● **Aim of the exercise**:
In the material below, find every line containing "this" and copy that line.
*** Data for analysis ***
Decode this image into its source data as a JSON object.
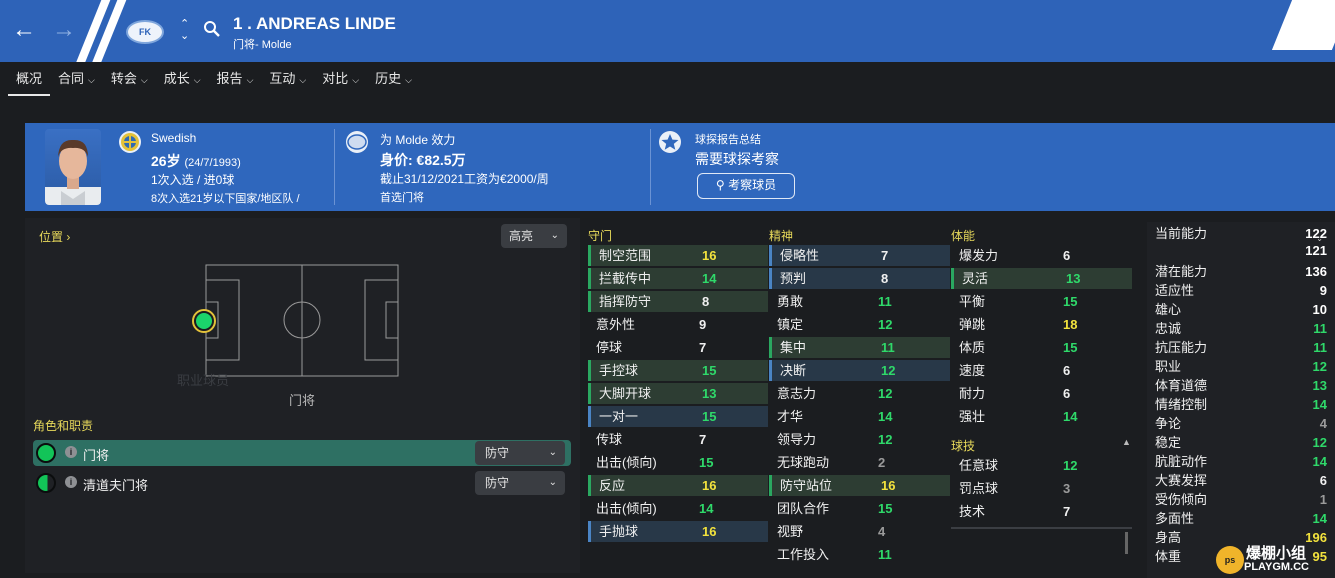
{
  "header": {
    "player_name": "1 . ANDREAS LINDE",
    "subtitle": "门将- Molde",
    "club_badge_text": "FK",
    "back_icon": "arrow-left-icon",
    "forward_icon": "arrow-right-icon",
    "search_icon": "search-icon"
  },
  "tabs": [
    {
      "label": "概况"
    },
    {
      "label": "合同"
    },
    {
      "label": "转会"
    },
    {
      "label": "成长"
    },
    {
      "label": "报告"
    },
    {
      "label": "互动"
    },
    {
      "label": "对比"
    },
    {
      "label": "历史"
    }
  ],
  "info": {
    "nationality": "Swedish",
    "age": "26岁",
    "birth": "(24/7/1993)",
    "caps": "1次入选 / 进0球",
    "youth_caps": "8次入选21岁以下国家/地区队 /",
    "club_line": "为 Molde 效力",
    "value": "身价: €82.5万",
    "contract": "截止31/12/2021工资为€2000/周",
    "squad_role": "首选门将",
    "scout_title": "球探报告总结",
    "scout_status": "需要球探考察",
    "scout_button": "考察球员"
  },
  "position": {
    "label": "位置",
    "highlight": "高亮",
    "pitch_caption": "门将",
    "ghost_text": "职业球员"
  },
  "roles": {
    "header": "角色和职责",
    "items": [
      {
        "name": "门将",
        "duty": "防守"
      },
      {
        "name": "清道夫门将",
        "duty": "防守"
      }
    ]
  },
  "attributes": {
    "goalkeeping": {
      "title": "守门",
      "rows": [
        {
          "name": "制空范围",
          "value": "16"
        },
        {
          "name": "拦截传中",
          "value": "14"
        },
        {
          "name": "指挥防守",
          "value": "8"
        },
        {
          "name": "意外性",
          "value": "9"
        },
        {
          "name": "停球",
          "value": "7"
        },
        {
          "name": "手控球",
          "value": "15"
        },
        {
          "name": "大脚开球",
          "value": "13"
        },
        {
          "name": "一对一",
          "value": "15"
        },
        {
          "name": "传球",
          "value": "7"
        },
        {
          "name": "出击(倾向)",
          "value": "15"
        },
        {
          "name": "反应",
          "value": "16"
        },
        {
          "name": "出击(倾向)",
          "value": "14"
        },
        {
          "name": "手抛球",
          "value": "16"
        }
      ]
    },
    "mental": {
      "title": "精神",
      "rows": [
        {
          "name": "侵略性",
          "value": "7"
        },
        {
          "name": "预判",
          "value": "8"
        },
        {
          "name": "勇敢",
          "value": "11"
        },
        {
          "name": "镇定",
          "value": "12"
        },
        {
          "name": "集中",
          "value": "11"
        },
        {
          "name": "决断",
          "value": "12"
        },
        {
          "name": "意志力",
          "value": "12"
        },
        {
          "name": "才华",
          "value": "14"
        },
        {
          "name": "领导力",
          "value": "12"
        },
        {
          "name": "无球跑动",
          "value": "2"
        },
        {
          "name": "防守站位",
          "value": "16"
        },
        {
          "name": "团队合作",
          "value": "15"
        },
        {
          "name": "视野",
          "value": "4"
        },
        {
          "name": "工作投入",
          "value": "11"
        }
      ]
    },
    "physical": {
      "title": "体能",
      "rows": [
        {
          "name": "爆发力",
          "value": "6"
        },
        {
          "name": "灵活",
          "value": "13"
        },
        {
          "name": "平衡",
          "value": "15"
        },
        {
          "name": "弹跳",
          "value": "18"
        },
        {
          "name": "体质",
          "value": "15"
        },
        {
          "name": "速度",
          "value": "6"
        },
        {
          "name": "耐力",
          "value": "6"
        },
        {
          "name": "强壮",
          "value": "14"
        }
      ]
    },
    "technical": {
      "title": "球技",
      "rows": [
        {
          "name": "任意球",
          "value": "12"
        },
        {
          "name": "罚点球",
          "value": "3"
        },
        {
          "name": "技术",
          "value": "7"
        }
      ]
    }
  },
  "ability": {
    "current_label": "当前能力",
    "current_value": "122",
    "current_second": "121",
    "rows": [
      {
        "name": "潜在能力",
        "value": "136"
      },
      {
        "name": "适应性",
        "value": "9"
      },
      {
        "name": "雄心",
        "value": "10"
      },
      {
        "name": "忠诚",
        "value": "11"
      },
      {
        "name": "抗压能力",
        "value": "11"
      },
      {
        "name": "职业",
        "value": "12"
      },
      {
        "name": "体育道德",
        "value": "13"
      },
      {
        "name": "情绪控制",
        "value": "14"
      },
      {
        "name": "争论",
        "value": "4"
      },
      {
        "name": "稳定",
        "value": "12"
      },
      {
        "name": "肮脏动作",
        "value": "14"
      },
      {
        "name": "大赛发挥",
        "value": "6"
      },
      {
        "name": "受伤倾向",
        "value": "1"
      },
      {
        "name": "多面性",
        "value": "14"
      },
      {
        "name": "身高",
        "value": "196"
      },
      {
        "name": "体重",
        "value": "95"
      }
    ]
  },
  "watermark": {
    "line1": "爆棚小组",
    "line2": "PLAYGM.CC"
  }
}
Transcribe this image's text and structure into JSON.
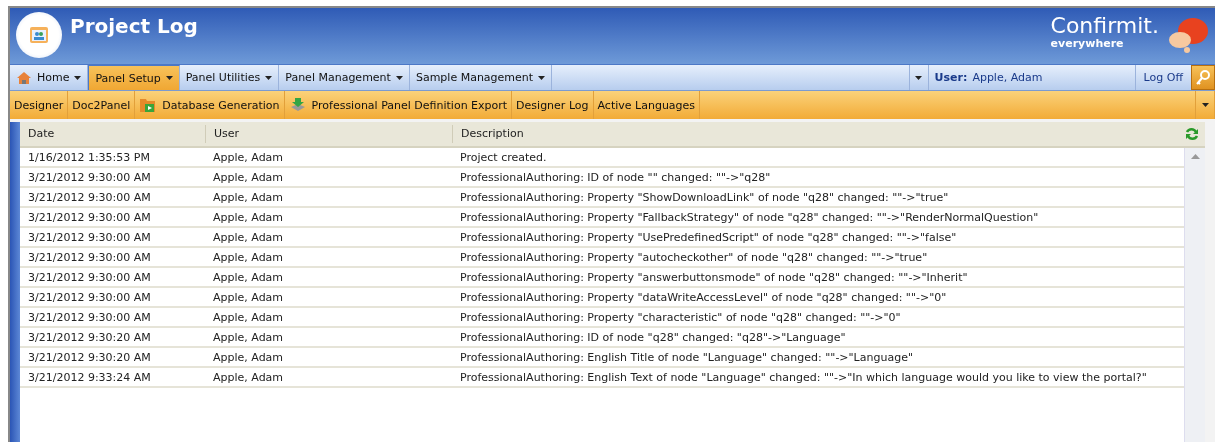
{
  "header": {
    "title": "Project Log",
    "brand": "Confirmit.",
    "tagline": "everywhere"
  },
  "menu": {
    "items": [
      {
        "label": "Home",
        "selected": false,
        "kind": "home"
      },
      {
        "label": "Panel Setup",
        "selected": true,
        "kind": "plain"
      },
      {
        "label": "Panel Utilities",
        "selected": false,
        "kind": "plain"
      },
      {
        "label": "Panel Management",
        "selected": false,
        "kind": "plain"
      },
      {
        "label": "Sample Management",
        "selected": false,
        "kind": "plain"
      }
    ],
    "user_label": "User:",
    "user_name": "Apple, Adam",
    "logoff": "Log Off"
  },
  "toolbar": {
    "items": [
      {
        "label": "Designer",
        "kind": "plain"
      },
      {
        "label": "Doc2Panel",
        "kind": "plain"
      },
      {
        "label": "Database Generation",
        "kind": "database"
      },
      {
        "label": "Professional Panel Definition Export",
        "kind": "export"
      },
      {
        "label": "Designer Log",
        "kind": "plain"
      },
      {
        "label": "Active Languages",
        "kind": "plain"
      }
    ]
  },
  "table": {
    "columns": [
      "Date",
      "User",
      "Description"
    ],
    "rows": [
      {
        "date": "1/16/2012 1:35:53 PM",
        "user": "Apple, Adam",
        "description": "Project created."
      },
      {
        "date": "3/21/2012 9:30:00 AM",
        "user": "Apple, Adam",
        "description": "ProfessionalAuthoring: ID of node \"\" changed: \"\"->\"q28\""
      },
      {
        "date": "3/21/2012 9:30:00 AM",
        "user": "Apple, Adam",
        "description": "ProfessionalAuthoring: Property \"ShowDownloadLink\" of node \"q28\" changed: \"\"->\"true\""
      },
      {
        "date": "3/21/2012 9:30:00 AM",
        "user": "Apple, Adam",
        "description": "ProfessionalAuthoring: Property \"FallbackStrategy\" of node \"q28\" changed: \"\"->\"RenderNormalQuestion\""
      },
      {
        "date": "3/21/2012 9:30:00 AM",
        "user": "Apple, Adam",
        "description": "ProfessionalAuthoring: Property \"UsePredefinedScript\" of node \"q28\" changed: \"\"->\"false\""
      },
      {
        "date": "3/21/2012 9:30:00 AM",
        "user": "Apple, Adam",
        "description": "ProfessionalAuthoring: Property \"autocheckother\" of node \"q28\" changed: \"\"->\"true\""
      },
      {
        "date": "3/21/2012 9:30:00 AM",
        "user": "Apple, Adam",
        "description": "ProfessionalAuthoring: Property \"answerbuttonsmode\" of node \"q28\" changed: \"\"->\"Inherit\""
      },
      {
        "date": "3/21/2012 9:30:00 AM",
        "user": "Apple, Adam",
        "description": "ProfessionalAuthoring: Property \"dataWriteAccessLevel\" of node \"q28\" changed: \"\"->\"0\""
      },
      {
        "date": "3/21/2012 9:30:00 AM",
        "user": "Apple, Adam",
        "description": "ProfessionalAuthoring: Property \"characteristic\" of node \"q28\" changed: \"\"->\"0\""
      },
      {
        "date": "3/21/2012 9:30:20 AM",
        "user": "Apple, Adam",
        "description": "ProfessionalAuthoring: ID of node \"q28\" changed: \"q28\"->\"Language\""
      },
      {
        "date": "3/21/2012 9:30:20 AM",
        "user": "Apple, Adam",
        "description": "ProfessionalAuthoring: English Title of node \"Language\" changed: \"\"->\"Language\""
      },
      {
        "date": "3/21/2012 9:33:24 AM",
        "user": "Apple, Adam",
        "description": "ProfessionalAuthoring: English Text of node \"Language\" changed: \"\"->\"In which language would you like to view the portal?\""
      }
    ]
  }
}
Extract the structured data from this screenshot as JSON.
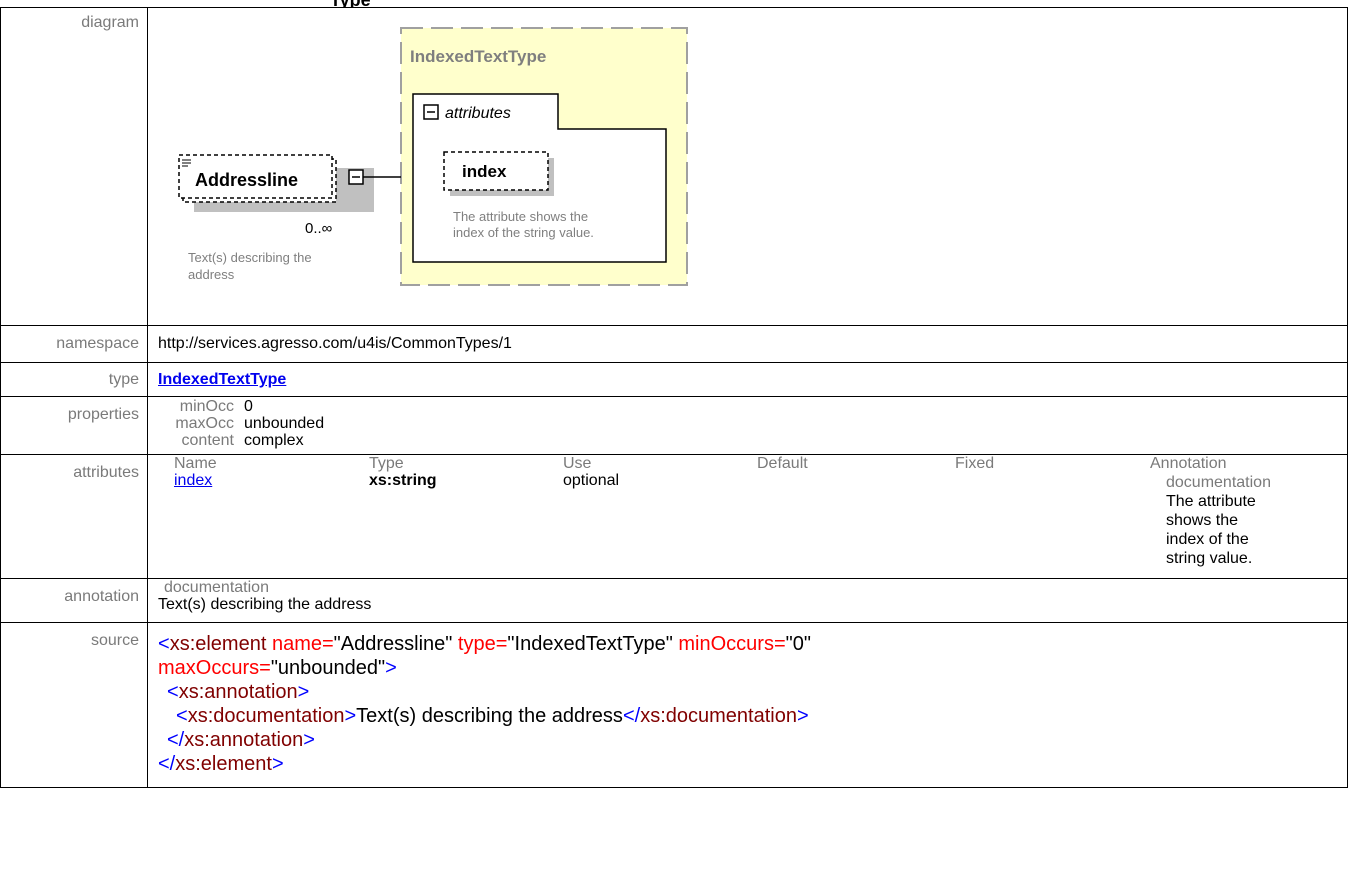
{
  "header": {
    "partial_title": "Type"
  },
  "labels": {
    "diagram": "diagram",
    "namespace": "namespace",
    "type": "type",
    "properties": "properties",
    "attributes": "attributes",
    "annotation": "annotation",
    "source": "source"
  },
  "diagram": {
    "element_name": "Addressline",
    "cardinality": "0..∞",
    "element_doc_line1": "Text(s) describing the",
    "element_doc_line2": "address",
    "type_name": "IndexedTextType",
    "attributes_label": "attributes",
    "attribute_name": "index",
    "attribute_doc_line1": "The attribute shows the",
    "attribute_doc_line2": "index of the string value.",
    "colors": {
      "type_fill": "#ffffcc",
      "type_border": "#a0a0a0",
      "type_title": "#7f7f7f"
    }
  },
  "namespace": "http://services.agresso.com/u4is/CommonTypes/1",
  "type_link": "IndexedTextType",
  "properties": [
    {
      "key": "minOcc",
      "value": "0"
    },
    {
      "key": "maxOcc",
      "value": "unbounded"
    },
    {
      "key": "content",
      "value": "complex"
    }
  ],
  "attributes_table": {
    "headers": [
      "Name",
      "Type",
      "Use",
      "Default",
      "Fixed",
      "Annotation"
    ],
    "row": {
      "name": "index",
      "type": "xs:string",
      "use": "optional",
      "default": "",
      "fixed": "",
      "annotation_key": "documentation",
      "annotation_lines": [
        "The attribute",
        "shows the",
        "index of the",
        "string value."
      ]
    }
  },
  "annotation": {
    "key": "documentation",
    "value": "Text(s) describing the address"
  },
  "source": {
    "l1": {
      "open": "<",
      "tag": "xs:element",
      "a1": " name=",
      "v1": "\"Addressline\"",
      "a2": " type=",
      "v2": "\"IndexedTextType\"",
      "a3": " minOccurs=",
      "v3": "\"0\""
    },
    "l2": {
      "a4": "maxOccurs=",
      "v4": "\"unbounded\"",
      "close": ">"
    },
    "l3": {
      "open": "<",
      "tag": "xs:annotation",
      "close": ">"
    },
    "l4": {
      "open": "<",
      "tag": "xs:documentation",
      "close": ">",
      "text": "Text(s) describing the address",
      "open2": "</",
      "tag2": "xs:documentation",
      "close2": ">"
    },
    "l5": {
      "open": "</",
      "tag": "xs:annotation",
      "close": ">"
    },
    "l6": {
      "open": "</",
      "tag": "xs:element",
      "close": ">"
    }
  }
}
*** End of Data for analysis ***
● **Your response**:
Decode this image into its source data as a JSON object.
Transcribe this image's text and structure into JSON.
Extract the structured data from this screenshot as JSON.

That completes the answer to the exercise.